Website and app data records
§ §

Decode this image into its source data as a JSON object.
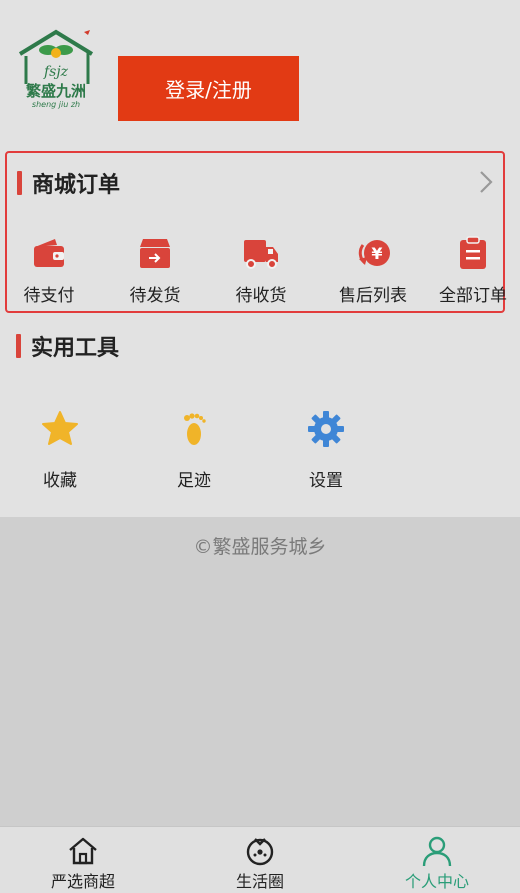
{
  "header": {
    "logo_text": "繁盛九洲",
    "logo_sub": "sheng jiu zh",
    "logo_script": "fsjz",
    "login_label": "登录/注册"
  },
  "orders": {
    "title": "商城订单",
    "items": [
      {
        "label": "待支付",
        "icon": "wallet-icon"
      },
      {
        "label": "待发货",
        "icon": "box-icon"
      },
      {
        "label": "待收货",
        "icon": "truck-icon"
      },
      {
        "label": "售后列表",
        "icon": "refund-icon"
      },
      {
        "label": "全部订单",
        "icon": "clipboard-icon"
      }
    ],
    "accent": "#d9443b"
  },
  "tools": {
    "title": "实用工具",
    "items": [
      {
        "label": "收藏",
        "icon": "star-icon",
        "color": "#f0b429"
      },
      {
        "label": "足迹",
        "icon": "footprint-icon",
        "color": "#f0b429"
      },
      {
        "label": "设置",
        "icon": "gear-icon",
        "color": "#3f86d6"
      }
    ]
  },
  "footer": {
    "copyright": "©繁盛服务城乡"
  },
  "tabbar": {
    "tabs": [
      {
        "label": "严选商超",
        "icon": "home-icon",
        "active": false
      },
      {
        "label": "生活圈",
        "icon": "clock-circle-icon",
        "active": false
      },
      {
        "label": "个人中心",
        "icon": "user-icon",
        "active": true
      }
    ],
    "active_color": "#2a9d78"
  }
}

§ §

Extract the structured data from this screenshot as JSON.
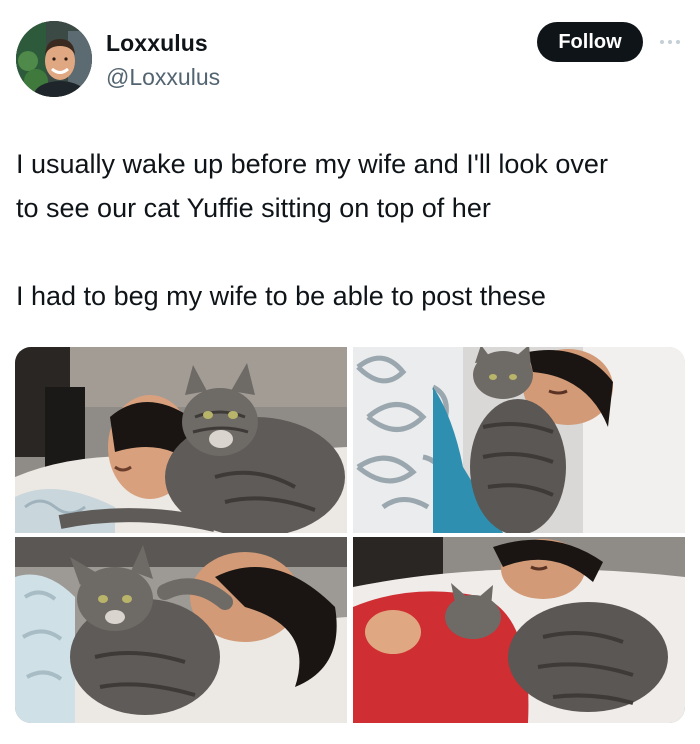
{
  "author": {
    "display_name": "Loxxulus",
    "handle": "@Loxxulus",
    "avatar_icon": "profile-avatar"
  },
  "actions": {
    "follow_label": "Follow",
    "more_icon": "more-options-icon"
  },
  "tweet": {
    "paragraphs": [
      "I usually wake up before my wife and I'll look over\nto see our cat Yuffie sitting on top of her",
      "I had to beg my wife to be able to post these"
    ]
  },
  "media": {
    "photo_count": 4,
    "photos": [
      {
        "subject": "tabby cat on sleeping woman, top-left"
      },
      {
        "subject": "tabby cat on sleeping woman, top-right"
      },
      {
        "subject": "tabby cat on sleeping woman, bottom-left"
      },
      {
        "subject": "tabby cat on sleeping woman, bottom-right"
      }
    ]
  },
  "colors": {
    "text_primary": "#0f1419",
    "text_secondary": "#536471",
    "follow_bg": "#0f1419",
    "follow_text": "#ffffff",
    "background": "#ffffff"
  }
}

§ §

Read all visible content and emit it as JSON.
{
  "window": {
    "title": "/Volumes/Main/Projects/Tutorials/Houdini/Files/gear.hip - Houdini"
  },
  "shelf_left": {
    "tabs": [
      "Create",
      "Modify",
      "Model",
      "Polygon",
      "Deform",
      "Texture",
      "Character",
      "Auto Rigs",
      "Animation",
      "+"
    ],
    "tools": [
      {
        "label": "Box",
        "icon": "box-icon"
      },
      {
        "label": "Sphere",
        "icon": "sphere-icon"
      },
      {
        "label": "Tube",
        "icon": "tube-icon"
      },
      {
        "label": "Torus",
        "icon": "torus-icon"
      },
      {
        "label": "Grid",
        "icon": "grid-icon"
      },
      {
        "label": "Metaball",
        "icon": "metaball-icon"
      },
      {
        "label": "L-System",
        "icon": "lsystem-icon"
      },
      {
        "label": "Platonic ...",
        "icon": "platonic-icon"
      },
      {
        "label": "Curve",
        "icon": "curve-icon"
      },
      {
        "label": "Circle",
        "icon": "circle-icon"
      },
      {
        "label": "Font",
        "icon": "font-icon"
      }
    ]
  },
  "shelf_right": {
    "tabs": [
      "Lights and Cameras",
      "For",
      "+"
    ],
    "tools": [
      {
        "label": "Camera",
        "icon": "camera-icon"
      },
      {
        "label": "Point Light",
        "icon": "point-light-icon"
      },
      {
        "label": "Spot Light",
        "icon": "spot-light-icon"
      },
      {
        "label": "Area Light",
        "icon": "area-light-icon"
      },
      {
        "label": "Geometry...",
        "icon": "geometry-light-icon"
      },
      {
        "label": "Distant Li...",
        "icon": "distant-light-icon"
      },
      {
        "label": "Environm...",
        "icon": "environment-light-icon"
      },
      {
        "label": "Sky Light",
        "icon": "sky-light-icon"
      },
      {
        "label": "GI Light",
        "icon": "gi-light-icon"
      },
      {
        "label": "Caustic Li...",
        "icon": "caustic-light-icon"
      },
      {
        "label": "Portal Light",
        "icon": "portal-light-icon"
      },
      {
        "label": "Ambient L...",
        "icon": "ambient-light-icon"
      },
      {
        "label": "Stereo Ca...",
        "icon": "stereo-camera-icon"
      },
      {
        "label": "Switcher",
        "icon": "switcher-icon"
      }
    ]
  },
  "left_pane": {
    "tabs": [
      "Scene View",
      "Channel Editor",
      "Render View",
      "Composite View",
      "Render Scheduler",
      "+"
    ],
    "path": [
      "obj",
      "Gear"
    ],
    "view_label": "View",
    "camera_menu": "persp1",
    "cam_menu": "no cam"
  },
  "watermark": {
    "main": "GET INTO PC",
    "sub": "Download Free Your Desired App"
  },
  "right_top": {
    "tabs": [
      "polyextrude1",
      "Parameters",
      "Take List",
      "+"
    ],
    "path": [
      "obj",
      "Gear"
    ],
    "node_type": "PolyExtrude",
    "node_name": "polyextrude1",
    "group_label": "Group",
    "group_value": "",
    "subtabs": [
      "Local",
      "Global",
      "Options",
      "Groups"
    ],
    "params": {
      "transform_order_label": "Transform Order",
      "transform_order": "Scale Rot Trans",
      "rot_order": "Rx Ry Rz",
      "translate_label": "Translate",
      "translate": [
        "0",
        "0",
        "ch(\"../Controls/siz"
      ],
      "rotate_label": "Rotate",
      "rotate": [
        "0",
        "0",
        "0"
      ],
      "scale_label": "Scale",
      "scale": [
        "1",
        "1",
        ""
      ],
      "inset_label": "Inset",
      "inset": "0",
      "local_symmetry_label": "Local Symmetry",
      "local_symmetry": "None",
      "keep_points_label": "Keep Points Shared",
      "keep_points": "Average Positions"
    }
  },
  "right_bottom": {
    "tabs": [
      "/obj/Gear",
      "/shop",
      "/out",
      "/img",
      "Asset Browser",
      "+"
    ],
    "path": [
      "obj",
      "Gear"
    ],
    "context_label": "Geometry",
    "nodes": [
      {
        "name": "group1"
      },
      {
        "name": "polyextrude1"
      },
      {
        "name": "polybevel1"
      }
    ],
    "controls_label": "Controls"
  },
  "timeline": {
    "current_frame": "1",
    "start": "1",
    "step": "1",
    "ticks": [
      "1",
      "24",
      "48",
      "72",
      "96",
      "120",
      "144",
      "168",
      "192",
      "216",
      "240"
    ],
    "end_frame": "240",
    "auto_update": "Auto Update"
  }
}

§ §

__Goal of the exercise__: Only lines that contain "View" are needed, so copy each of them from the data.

__Reply__:
      "Scene View",
      "Render View",
      "Composite View",
    "view_label": "View",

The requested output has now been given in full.